Despite the fact that the Bruins were playing their second game in as many nights, and despite the fact that Tuukka Rask had made 17 of the team’s first 20 starts, Julien went back to Rask on Tuesday in New York. The Boston starter was impressive Monday in a win over the Carolina Hurricanes, but that was nothing compared to what he did against the Rangers.
Rask stopped 43 of the 44 shots he faced on the way to a 2-1 win over New York.
The Bruins certainly needed Rask to be at his best, and despite the fact he played 24 hours earlier, he certainly gave them what they needed. The Rangers dominated play for much of the evening, and they took advantage of some sloppy, lethargic play from the Bruins in the first matchup between the two teams since their playoff series last year. The Rangers peppered Rask all night, outshooting the Bruins 44-22, but Rask was just too darn good.
To say the goalie stole one for the B’s probably doesn’t do it justice.
“He’s the one who kept us in,” Julien said. “That’s the positive thing about tonight was how he kept us in — and the win. Other than that, I think we made a lot of mistakes. We didn’t seem at the top of our game tonight.”
Of course, Julien deserves some credit for sticking with his goaltender on back-to-back nights. But in hindsight, it was probably an easier decision than it seemed. Rask has been dynamite this season and he’s turned it on as of late. With Tuesday’s showing, he’s now 4-1-0 in his last five starts with a 1.34 goals against average and a .957 save percentage, which is obviously including a 4-2 loss to the Senators on Friday.
Rask now finds himself among the league’s top five in wins, goals against average, save percentage and shutouts. Unofficially, he’s also among the league leaders in game-turning saves.

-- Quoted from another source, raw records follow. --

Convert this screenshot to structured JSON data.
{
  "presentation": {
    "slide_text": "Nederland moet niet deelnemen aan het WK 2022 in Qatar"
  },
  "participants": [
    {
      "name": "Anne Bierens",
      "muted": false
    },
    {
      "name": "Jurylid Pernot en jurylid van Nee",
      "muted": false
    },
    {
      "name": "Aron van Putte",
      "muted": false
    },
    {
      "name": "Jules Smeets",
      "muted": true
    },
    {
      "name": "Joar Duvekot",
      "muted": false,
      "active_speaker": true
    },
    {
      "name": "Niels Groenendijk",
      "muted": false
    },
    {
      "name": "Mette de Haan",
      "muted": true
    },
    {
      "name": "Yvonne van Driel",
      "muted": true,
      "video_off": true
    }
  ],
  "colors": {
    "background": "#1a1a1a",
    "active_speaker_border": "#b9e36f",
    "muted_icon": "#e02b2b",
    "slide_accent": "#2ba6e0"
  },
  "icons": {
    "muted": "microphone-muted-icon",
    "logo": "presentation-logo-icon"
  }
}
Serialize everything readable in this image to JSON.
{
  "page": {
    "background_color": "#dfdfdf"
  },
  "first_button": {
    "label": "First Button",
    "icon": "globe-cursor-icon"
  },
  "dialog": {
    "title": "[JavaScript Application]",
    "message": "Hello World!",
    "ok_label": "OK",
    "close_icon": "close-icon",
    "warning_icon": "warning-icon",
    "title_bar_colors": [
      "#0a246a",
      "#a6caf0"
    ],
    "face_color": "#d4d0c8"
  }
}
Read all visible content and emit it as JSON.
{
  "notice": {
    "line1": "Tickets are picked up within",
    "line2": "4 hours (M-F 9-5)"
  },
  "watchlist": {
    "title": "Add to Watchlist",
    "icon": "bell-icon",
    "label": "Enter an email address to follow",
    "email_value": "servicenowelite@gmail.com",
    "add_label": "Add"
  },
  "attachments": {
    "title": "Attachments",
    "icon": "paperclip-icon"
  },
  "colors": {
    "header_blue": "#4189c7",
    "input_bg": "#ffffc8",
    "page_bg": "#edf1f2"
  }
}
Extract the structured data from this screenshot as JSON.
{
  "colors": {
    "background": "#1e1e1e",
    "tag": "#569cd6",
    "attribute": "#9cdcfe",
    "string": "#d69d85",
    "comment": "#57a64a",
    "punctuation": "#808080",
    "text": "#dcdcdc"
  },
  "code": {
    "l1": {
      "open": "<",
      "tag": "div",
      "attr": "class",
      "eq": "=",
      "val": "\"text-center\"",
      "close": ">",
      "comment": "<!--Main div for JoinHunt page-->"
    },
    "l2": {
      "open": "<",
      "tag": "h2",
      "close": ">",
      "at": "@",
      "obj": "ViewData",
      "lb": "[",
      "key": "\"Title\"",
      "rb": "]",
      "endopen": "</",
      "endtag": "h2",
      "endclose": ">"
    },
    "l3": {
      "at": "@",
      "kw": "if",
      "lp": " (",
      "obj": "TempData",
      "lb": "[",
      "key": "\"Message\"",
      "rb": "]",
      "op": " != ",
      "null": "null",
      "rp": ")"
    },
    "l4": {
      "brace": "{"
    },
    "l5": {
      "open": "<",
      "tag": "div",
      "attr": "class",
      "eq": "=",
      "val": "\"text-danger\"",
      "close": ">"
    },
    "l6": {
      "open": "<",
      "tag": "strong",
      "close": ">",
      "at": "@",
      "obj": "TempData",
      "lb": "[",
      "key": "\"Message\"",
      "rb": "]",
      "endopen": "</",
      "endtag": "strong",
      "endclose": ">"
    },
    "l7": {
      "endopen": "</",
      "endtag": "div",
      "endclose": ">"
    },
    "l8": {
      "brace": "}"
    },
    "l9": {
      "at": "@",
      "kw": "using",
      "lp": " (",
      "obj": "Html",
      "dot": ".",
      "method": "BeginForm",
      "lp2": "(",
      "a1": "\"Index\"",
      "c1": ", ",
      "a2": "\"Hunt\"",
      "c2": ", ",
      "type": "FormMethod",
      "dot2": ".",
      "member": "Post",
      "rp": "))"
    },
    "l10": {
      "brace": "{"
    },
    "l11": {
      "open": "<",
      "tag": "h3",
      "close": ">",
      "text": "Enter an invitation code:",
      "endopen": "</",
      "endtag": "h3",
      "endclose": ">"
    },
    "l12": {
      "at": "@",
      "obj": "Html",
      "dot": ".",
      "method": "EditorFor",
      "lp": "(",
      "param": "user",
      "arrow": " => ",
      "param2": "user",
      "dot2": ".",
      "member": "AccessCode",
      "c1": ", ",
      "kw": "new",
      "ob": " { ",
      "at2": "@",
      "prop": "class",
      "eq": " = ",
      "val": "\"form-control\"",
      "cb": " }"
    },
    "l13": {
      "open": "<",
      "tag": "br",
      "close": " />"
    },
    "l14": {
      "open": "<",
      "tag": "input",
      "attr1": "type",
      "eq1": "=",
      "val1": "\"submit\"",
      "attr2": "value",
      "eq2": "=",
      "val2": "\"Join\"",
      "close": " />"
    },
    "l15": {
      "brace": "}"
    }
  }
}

He had plenty of those Tuesday night against the Rangers. Just ask Chris Kreider. The New York forward, who seems to be doing quite all right for himself now that John Tortorella is out of the picture, was arguably the best player on the ice Tuesday night. Well, the best player not wearing 40 in white. Rask ended up stoning Kreider at least three times, with the first big save serving as the most important.
Kreider was hooked on a power-play breakaway by Johnny Boychuk at 6:16 of the first period. The referee quickly signaled for a penalty shot, and it looked like the Rangers had a chance to take an early lead. Kreider skated out far to the right before coming back across the ice as he entered the zone only to see his shot turned away by Rask’s right pad. The penalty-shot save set the tone for a frustrating night for Kreider and the Rangers while seemingly just adding to the confidence for Rask.
“They came hard and played an extremely good game,” Shawn Thornton, who scored the Bruins’ first goal, said. “Tuukka, he played unbelievable. I don’t know how many breakaways he had tonight including a penalty shot, so I think if it wasn’t for him again, it would have been a completely different outcome.”
“He was huge, he was pretty much the reason we won tonight,” Patrice Bergeron added. “He stood tall all night. Too many breakaways, too many breakdowns in our zone, but you gotta take the two points and regroup for the next one.”
This is why the Bruins gave Rask the contract they did this offseason. On a night where the rest of the Bruins looked like they had played the night before, Rask looked as fresh as he’s ever looked. The Bruins were sloppy, and they were even down a defenseman after Dennis Seidenberg left with an injury just a minute or so into the game.
That’s the mark of a franchise-type player, and it’s certainly becoming tough to question that Rask is anything but. At the very least, no one will be questioning the decision to give Rask a start, no matter the circumstances, for a long time.